The University of Nebraska at Omaha's new arena will cost $11.6 million more than originally estimated, due in part to rising construction costs and a revised split-bowl design.
The new $87.9 million price tag includes the $6.3 million the City of Omaha has agreed to pay for infrastructure improvements near the new arena at 67th and Center Streets.
UNO will ask the Board of Regents on Friday to approve the revised cost and a financing plan that asks for permission to issue up to $73 million in bonds.
The program statement approved by the Board of Regents in March estimated that UNO would finance $35 million of the project, with an additional $35 million from private donations.
Erin Owen, director of university communications, said the $73 million bonding request is for “flexibility.”
UNO plans to increase bonding for the project by only $4 million, to $39 million total. Private donations will now cover $39 million, she said.
“When we were writing the program statement, it would have been impossible to know how much cash-flow financing we would need until the design was final, the budget set and the timing of all cash flows with regard to the project were known,” Owen said in an email.
William Conley, vice chancellor for business and finance, did not return a call seeking comment.
Owen said UNO intends to pay for the $11.6 million in additional costs with $4 million more in bonds, $4 million more in private donations and $3.6 million in university funds.
She did not provide details Wednesday on where the university funds will come from.
Heritage Services, an organization that harnesses the wealth and clout of prominent Omaha philanthropists, and the University of Nebraska Foundation have committed to raising the additional funds to reach the $39 million in private money required, said Robb Crouch, spokesman for the foundation.
“Heritage Services and the University of Nebraska Foundation are working collaboratively to secure these private funds for the project's success,” he said.
The arena will be home to UNO hockey, men's and women's basketball and volleyball teams, as well as concerts and community functions.
The hockey team currently skates at the CenturyLink Center, the men's basketball team plays at the 3,500-seat Ralston Arena and the women's teams play at the on-campus Sapp Fieldhouse.
While the plan initially called for between 7,000 and 7,500 seats, the new design calls for maximum seating of 7,500. The arena also will house a separate ice rink for practice and community use.
Split-bowl seating will allow for closing off the top bowl during smaller events, and the facility will have student, club and suite seating. Overall, the arena will be 4,600 square feet larger than the original estimate.
Owen said that the final design is more versatile and that the arena will be well-suited for sports, concerts or other community events.
The improving economy has increased construction costs, which contributed to the increase in price as well as the design changes, Owen said.
“The initial costs were based on a concept, not a literal design.
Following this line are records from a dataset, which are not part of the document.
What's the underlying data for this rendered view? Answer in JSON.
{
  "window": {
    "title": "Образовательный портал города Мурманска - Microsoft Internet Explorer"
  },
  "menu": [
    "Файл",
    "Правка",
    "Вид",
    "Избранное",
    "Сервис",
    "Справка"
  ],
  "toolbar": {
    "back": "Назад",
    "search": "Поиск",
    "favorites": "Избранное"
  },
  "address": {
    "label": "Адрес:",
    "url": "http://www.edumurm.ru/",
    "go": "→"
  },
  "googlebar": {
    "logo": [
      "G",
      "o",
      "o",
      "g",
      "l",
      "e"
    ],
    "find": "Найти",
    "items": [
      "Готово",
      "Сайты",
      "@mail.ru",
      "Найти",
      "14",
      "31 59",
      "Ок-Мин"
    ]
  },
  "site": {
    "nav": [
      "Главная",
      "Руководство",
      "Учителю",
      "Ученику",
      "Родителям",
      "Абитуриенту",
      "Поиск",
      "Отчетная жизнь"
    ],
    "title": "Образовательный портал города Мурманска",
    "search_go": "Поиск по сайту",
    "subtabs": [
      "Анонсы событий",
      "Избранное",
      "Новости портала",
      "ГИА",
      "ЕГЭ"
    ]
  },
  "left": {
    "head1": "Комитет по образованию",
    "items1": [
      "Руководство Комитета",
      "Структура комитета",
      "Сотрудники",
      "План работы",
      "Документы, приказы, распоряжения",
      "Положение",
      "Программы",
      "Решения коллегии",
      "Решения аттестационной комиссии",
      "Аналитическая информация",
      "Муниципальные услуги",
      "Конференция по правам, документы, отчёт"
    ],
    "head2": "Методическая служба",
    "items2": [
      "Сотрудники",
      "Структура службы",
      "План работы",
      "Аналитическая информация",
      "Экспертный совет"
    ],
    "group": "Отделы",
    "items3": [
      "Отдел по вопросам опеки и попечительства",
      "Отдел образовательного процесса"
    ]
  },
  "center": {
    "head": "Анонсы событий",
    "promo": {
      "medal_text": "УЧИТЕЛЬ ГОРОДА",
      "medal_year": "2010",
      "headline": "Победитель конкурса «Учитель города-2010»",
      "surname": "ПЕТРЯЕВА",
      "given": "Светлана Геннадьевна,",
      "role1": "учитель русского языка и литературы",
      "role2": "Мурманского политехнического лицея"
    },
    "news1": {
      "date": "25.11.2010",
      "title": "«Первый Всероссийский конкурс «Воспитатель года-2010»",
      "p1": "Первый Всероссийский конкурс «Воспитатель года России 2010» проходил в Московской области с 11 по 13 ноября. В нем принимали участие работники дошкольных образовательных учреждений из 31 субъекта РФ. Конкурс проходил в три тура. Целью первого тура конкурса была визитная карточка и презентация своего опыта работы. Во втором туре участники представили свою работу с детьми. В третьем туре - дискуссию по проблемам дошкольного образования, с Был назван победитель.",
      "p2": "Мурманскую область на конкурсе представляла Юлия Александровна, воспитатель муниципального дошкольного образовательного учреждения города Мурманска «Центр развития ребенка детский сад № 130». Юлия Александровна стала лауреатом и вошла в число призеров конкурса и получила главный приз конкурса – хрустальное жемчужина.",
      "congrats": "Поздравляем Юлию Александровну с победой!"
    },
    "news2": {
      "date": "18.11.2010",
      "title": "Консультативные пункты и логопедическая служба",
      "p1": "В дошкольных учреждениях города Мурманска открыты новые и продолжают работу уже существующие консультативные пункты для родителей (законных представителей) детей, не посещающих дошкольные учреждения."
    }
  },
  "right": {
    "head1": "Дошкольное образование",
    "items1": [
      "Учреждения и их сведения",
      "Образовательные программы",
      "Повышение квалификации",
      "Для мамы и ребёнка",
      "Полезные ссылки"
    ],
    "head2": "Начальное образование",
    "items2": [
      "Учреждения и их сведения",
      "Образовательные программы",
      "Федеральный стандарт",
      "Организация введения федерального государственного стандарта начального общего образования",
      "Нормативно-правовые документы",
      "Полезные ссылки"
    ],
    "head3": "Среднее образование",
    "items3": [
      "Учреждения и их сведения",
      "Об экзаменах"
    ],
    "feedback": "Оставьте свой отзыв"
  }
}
Now we have one.”
UNO also will ask Friday for authority to apply for a liquor license at the arena.
The license is “part of the arena operating financial plan and critical to the financing plans,'' according to the board agenda.